These findings should be interpreted in light of the limitations of our study. First, we relied on cross-sectional data; thus, the study does not inform us about the direction of causation (e.g. whether the exposure preceded the outcome). However, despite the well-known limitations of cross-sectional data, our study hypotheses and directionality have intuitive appeal and were based on conclusions from past research. Additionally, we did not evaluate specific dimensions of neighborhood safety (as previously mentioned) and we did not evaluate objective measures of neighborhood safety (e.g. crime statistics or statistics on the number of sex offenders); we were particularly interested in understanding perceived neighborhood safety rather than the actual occurrence of neighborhood crime or violence. Third, we relied on self-reported height and weight data for BMI, which has the potential for misclassification because of inaccurate reporting. Past research, however, has found that adolescents can provide valid reports of height and weight [67

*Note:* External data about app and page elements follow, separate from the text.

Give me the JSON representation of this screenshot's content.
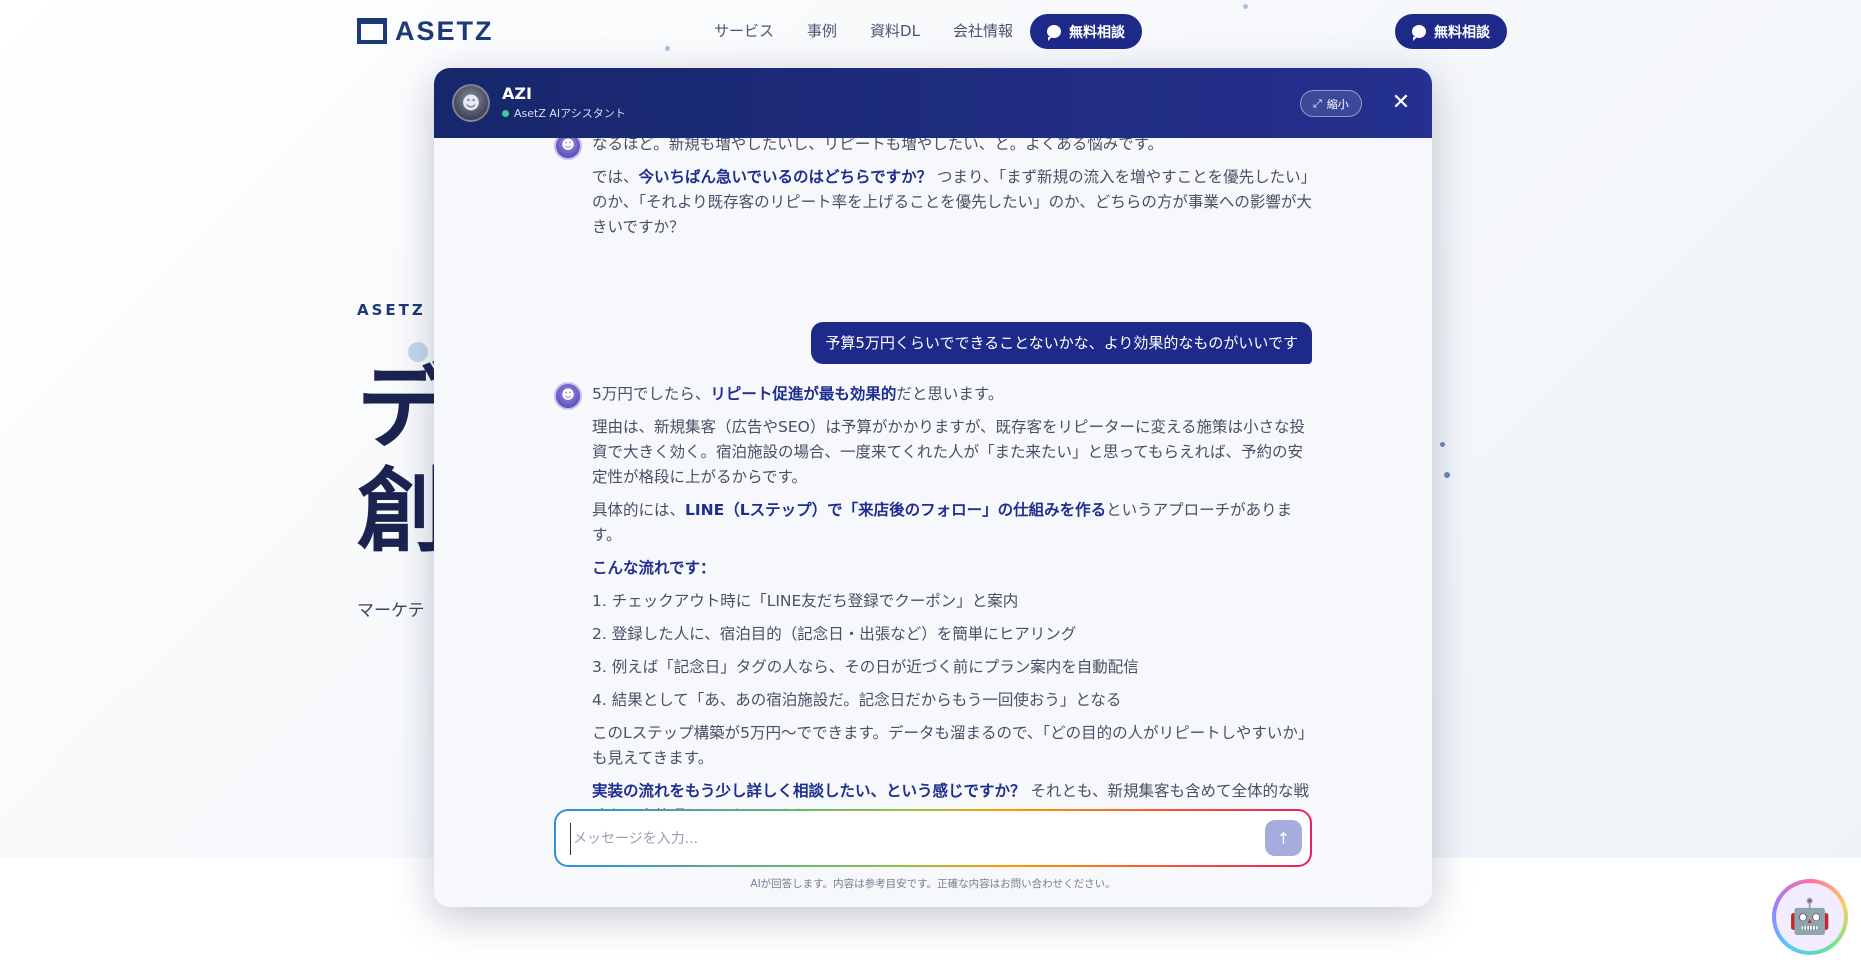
{
  "site": {
    "logo_text": "ASETZ",
    "nav": [
      "サービス",
      "事例",
      "資料DL",
      "会社情報"
    ],
    "nav_cta": "無料相談",
    "right_cta": "無料相談"
  },
  "hero": {
    "kicker": "ASETZ M",
    "line1": "デ",
    "line2": "創",
    "sub": "マーケテ"
  },
  "chat": {
    "bot_name": "AZI",
    "bot_status": "AsetZ AIアシスタント",
    "shrink_label": "縮小",
    "close_label": "✕",
    "messages": {
      "m1_line": "なるほど。新規も増やしたいし、リピートも増やしたい、と。よくある悩みです。",
      "m1_p2_a": "では、",
      "m1_p2_strong": "今いちばん急いでいるのはどちらですか？",
      "m1_p2_b": " つまり、「まず新規の流入を増やすことを優先したい」のか、「それより既存客のリピート率を上げることを優先したい」のか、どちらの方が事業への影響が大きいですか？",
      "user_msg": "予算5万円くらいでできることないかな、より効果的なものがいいです",
      "m2_p1_a": "5万円でしたら、",
      "m2_p1_strong": "リピート促進が最も効果的",
      "m2_p1_b": "だと思います。",
      "m2_p2": "理由は、新規集客（広告やSEO）は予算がかかりますが、既存客をリピーターに変える施策は小さな投資で大きく効く。宿泊施設の場合、一度来てくれた人が「また来たい」と思ってもらえれば、予約の安定性が格段に上がるからです。",
      "m2_p3_a": "具体的には、",
      "m2_p3_strong": "LINE（Lステップ）で「来店後のフォロー」の仕組みを作る",
      "m2_p3_b": "というアプローチがあります。",
      "m2_heading": "こんな流れです：",
      "m2_list": [
        "1. チェックアウト時に「LINE友だち登録でクーポン」と案内",
        "2. 登録した人に、宿泊目的（記念日・出張など）を簡単にヒアリング",
        "3. 例えば「記念日」タグの人なら、その日が近づく前にプラン案内を自動配信",
        "4. 結果として「あ、あの宿泊施設だ。記念日だからもう一回使おう」となる"
      ],
      "m2_p4": "このLステップ構築が5万円〜でできます。データも溜まるので、「どの目的の人がリピートしやすいか」も見えてきます。",
      "m2_p5_strong": "実装の流れをもう少し詳しく相談したい、という感じですか？",
      "m2_p5_b": " それとも、新規集客も含めて全体的な戦略を一度整理してみたいですか？"
    },
    "input_placeholder": "メッセージを入力...",
    "disclaimer": "AIが回答します。内容は参考目安です。正確な内容はお問い合わせください。"
  },
  "icons": {
    "chat_bubble": "chat-bubble-icon",
    "expand": "expand-icon",
    "close": "close-icon",
    "send": "arrow-up-icon",
    "bot": "robot-icon"
  },
  "colors": {
    "brand_navy": "#1e2a8a",
    "accent_text": "#1e2f8f",
    "status_green": "#3ccf8e"
  }
}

]. Though the gold standard is to collect objectively measured height and weight data, this was not practical nor a central focus of the parent study. Residual confounding might also be a concern, as the survey might have excluded important confounding variables associated with both the independent variable and the dependent variable (e.g. household income, parental education and residential stability might be confounders), but we were unable to account for these variables in the adjusted regression analyses because they were not asked in the BYS data collection instrument. Due to expected high rates of non-response, we did not ask these questions. Finally, this study was conducted in one specific geographically-defined population; thus, these findings might only be generalizable to adolescents in comparable urban locations.